## WORK REQUIRED
Throughout the material, some lines may have the word "Shape". Count them and give the number only.

BEGIN STORED DATA

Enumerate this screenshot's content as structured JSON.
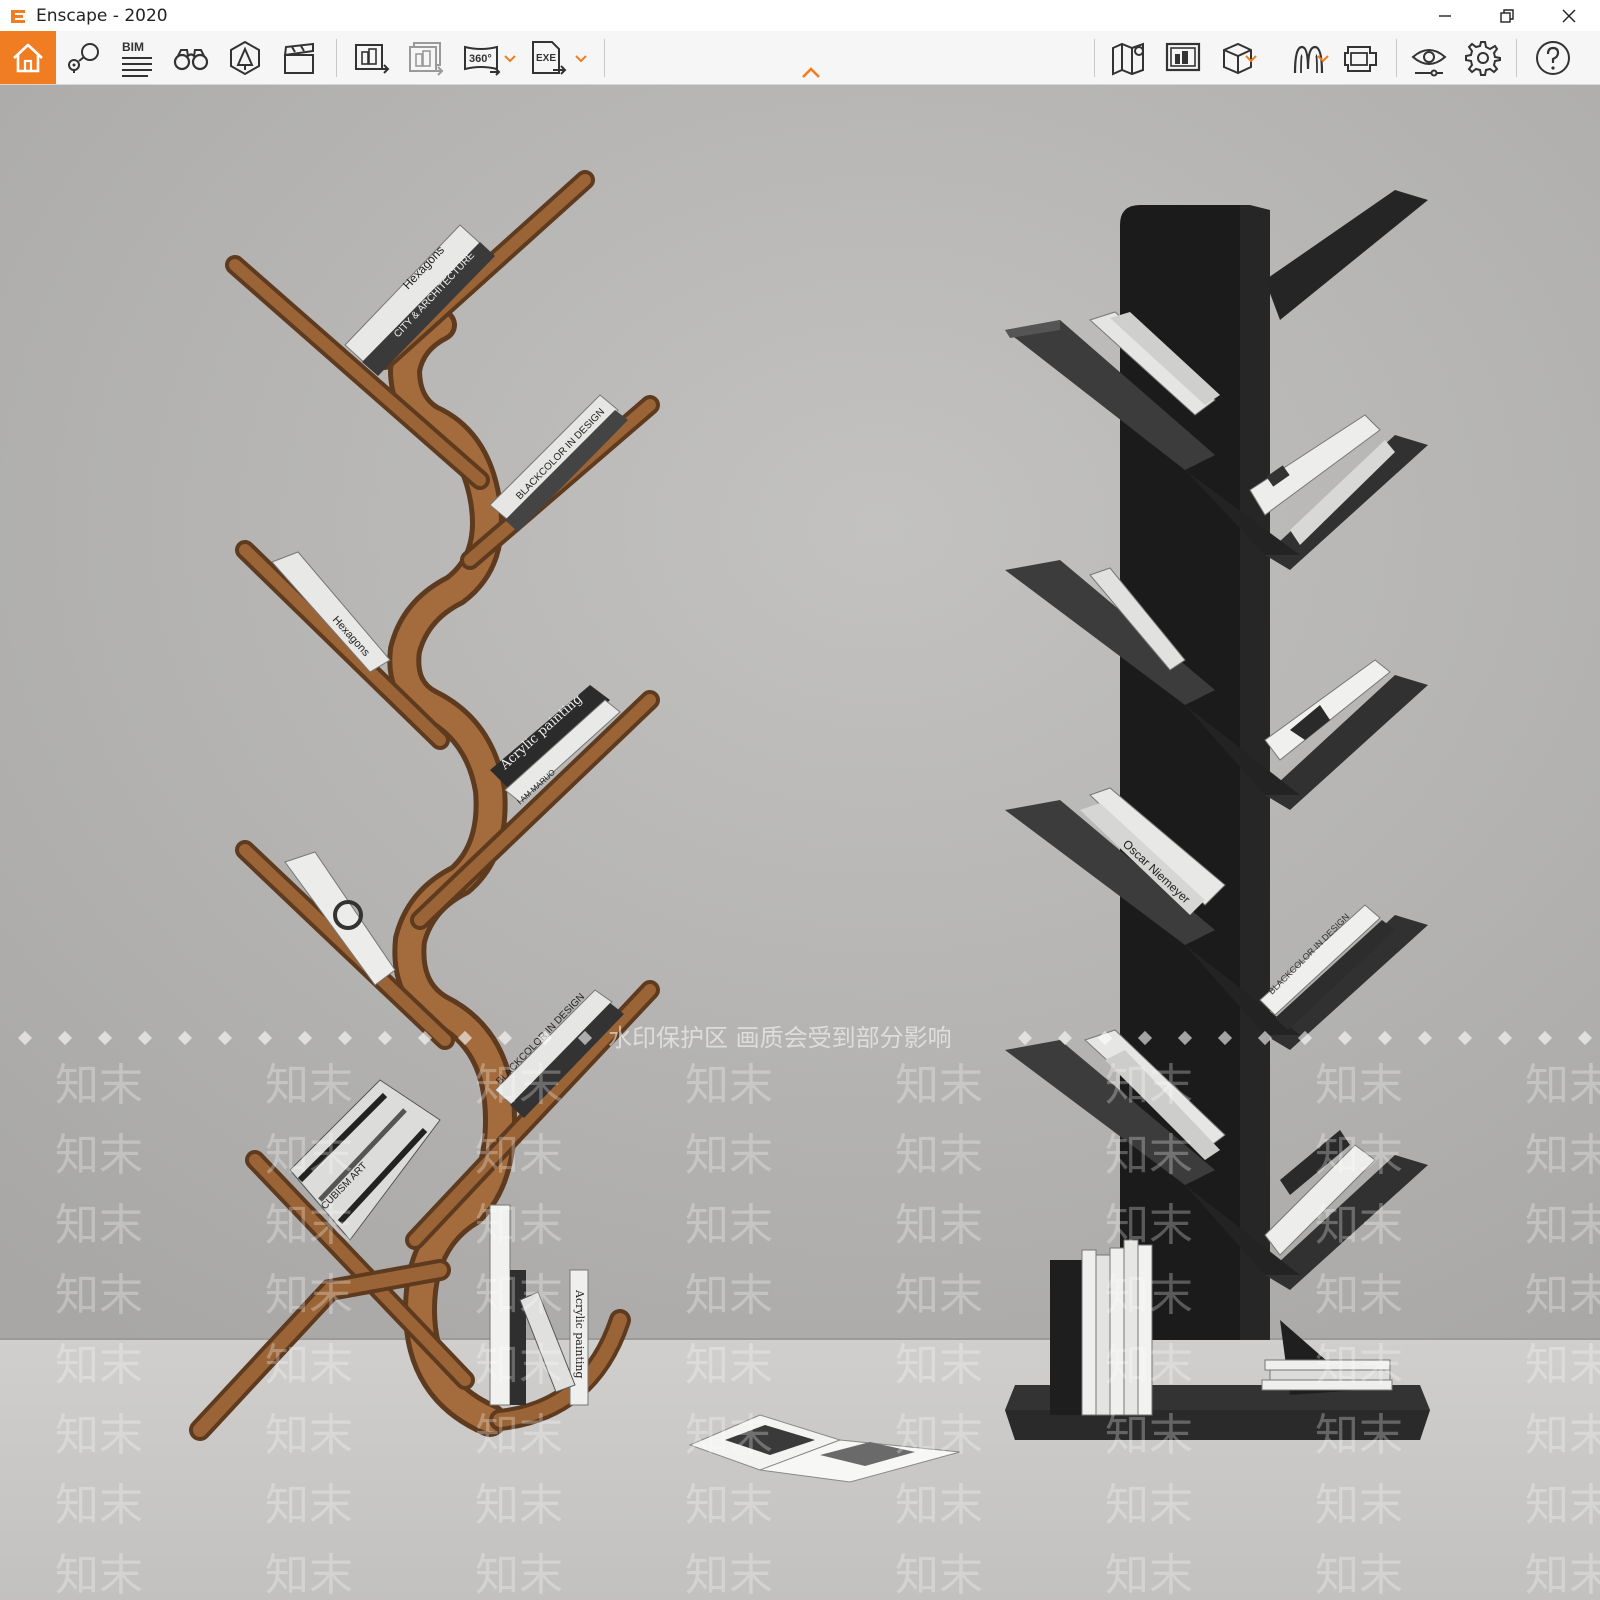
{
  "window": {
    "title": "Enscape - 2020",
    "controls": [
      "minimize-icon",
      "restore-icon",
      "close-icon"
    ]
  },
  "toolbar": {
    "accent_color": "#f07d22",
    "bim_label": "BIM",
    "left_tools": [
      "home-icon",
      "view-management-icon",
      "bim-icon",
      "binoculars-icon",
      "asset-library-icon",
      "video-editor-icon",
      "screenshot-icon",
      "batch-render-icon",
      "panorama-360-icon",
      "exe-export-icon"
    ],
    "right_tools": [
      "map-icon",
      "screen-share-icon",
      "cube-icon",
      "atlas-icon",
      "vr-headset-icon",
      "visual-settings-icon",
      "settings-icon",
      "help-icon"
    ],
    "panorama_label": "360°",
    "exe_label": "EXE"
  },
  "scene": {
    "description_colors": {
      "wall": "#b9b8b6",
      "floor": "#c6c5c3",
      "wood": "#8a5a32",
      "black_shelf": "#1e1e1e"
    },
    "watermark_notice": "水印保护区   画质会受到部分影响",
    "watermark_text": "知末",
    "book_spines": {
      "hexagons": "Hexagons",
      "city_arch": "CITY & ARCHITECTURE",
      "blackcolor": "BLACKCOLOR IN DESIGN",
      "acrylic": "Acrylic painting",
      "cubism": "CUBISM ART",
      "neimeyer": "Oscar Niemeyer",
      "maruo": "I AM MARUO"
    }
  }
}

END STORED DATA
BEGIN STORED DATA

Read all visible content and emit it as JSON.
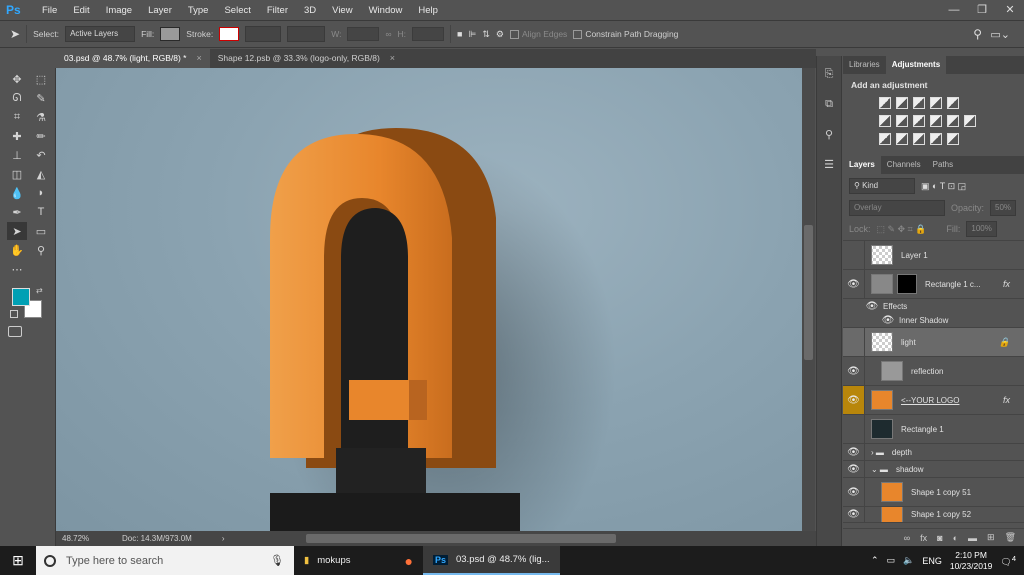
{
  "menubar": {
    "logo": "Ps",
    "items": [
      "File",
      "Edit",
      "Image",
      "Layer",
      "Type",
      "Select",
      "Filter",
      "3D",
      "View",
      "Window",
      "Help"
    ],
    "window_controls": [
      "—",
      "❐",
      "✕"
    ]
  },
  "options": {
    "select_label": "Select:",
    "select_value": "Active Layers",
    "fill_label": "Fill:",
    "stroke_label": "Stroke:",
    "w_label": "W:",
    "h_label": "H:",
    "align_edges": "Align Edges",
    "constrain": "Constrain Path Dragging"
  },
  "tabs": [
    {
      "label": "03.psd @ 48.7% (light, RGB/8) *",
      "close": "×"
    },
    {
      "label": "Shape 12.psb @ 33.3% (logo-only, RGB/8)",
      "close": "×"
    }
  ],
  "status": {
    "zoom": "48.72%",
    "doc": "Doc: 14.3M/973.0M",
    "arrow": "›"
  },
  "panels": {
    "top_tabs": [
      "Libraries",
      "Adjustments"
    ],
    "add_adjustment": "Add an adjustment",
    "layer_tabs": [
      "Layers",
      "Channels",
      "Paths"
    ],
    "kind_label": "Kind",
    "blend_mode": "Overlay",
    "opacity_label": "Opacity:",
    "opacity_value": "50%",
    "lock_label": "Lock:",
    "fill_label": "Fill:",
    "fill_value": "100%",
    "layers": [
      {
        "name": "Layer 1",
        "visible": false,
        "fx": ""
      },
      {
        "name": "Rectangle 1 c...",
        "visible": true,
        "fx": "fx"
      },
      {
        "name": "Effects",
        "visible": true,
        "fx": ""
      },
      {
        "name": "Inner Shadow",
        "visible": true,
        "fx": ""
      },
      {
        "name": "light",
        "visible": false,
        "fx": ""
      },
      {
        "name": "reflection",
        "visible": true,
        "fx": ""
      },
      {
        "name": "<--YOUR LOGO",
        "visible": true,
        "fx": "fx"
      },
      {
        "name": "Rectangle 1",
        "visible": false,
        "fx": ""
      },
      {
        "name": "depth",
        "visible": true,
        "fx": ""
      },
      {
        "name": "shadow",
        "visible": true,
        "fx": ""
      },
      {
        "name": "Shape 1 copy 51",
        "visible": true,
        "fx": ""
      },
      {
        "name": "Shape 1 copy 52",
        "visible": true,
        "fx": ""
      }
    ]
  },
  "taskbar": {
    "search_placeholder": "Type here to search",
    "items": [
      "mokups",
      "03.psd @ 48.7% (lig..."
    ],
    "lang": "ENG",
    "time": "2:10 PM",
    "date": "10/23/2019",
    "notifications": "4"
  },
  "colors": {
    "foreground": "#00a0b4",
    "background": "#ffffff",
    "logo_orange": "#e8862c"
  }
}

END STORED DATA

## EXERCISE OUTPUT
3